  • Questia's entire collection
  • Automatic bibliography creation
  • More helpful research tools like notes, citations, and highlights
  • Ad-free environment

Already a member? Log in now.

Notes for this article

Add a new note
If you are trying to select text to create highlights or citations, remember that you must now click or tap on the first word, and then click or tap on the last word.
One moment ...
Default project is now your active project.
Project items

Items saved from this article

This article has been saved
Highlights (0)
Some of your highlights are legacy items.

Highlights saved before July 30, 2012 will not be displayed on their respective source pages.

You can easily re-create the highlights by opening the book page or article, selecting the text, and clicking “Highlight.”

Citations (0)
Some of your citations are legacy items.

Any citation created before July 30, 2012 will labeled as a “Cited page.” New citations will be saved as cited passages, pages or articles.

We also added the ability to view new citations from your projects or the book or article where you created them.

Notes (0)
Bookmarks (0)

You have no saved items from this article

Project items include:
  • Saved book/article
  • Highlights
  • Quotes/citations
  • Notes
  • Bookmarks
Notes
Cite this article

Cited article

Style
Citations are available only to our active members.
Sign up now to cite pages or passages in MLA, APA and Chicago citation styles.

(Einhorn, 1992, p. 25)

(Einhorn 25)

1

1. Lois J. Einhorn, Abraham Lincoln, the Orator: Penetrating the Lincoln Legend (Westport, CT: Greenwood Press, 1992), 25, http://www.questia.com/read/27419298.

Cited article

The Social Life of the State in Subarctic Siberia
Settings

Settings

Typeface
Text size Smaller Larger Reset View mode
Search within

Search within this article

Look up

Look up a word

  • Dictionary
  • Thesaurus
Please submit a word or phrase above.
Print this page

Print this page

Why can't I print more than one page at a time?

Full screen

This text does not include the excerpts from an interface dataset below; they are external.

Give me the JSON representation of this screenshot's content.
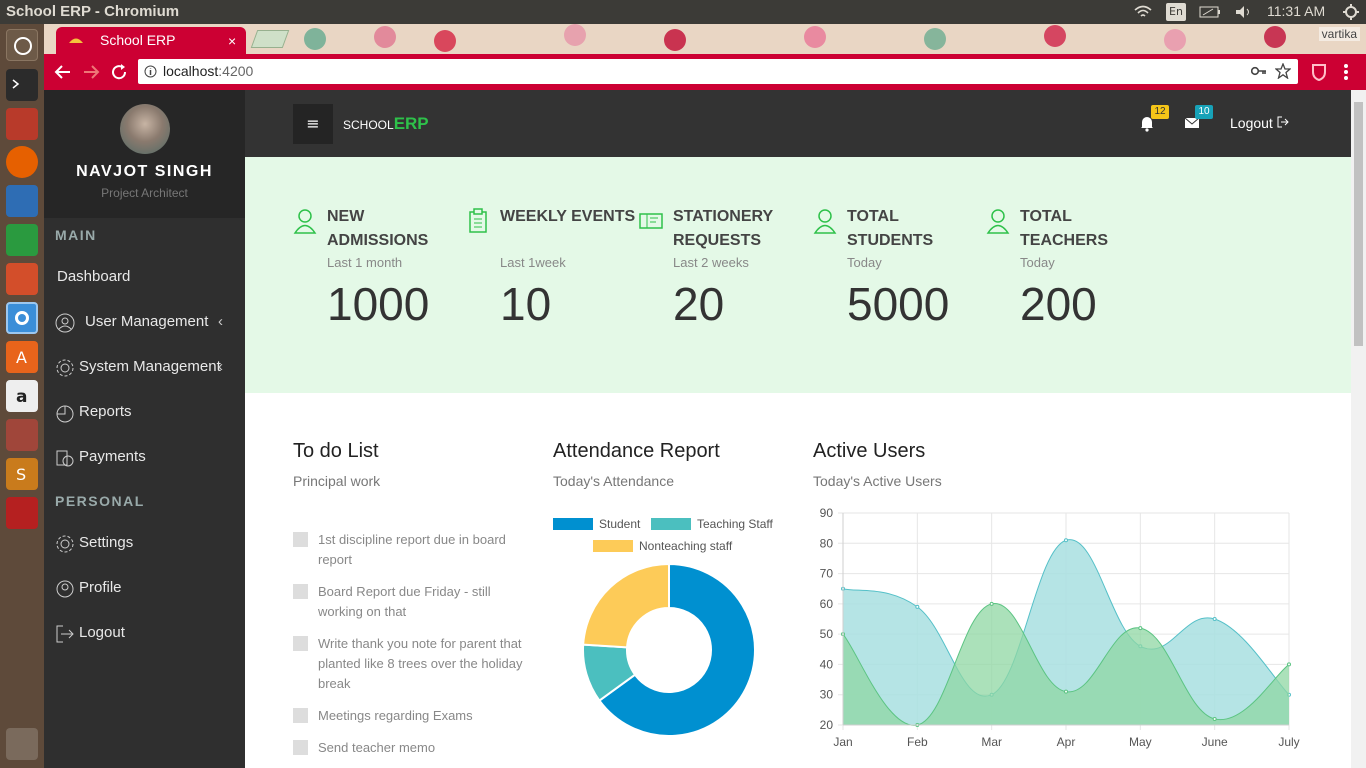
{
  "os": {
    "window_title": "School ERP - Chromium",
    "lang": "En",
    "clock": "11:31 AM"
  },
  "browser": {
    "tab_title": "School ERP",
    "tab_close": "×",
    "url_host": "localhost",
    "url_port": ":4200",
    "profile_name": "vartika"
  },
  "sidebar": {
    "user_name": "NAVJOT SINGH",
    "user_role": "Project Architect",
    "main_heading": "MAIN",
    "personal_heading": "PERSONAL",
    "items": [
      {
        "label": "Dashboard",
        "icon": "none"
      },
      {
        "label": "User Management",
        "icon": "user-circle-icon",
        "chevron": "‹"
      },
      {
        "label": "System Management",
        "icon": "gear-icon",
        "chevron": "‹"
      },
      {
        "label": "Reports",
        "icon": "pie-chart-icon"
      },
      {
        "label": "Payments",
        "icon": "payments-icon"
      },
      {
        "label": "Settings",
        "icon": "gear-icon"
      },
      {
        "label": "Profile",
        "icon": "profile-icon"
      },
      {
        "label": "Logout",
        "icon": "logout-icon"
      }
    ]
  },
  "header": {
    "menu_glyph": "≡",
    "brand_small": "SCHOOL",
    "brand_big": "ERP",
    "notifications_count": "12",
    "messages_count": "10",
    "logout_label": "Logout",
    "accent": "#2ec14a"
  },
  "stats": [
    {
      "title": "NEW ADMISSIONS",
      "period": "Last 1 month",
      "value": "1000",
      "icon": "user-icon"
    },
    {
      "title": "WEEKLY EVENTS",
      "period": "Last 1week",
      "value": "10",
      "icon": "clipboard-icon"
    },
    {
      "title": "STATIONERY REQUESTS",
      "period": "Last 2 weeks",
      "value": "20",
      "icon": "ticket-icon"
    },
    {
      "title": "TOTAL STUDENTS",
      "period": "Today",
      "value": "5000",
      "icon": "user-icon"
    },
    {
      "title": "TOTAL TEACHERS",
      "period": "Today",
      "value": "200",
      "icon": "user-icon"
    }
  ],
  "todo": {
    "title": "To do List",
    "subtitle": "Principal work",
    "items": [
      "1st discipline report due in board report",
      "Board Report due Friday - still working on that",
      "Write thank you note for parent that planted like 8 trees over the holiday break",
      "Meetings regarding Exams",
      "Send teacher memo"
    ]
  },
  "attendance": {
    "title": "Attendance Report",
    "subtitle": "Today's Attendance"
  },
  "active_users": {
    "title": "Active Users",
    "subtitle": "Today's Active Users"
  },
  "chart_data": [
    {
      "type": "pie",
      "variant": "doughnut",
      "labels": [
        "Student",
        "Teaching Staff",
        "Nonteaching staff"
      ],
      "values": [
        65,
        11,
        24
      ],
      "colors": [
        "#0090d0",
        "#4bbfbf",
        "#fdcb58"
      ]
    },
    {
      "type": "area",
      "categories": [
        "Jan",
        "Feb",
        "Mar",
        "Apr",
        "May",
        "June",
        "July"
      ],
      "ylim": [
        20,
        90
      ],
      "yticks": [
        "90",
        "80",
        "70",
        "60",
        "50",
        "40",
        "30",
        "20"
      ],
      "grid": true,
      "series": [
        {
          "values": [
            65,
            59,
            30,
            81,
            46,
            55,
            30
          ],
          "color": "#a8dfe0"
        },
        {
          "values": [
            50,
            20,
            60,
            31,
            52,
            22,
            40
          ],
          "color": "#8fd7a3"
        }
      ]
    }
  ]
}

matching results for page

Cited passage

Style
Citations are available only to our active members.
Sign up now to cite pages or passages in MLA, APA and Chicago citation styles.

"Portraying himself as an honest, ordinary person helped Lincoln identify with his audiences." (Einhorn, 1992, p. 25).

"Portraying himself as an honest, ordinary person helped Lincoln identify with his audiences." (Einhorn 25)

"Portraying himself as an honest, ordinary person helped Lincoln identify with his audiences."1

1. Lois J. Einhorn, Abraham Lincoln, the Orator: Penetrating the Lincoln Legend (Westport, CT: Greenwood Press, 1992), 25, http://www.questia.com/read/27419298.

Cited passage

Welcome to the new Questia Reader

The Questia Reader has been updated to provide you with an even better online reading experience.  It is now 100% Responsive, which means you can read our books and articles on any sized device you wish.  All of your favorite tools like notes, highlights, and citations are still here, but the way you select text has been updated to be easier to use, especially on touchscreen devices.  Here's how:

1. Click or tap the first word you want to select.
2. Click or tap the last word you want to select.

OK, got it!

Thanks for trying Questia!

Please continue trying out our research tools, but please note, full functionality is available only to our active members.

Your work will be lost once you leave this Web page.

For full access in an ad-free environment, sign up now for a FREE, 1-day trial.

Already a member? Log in now.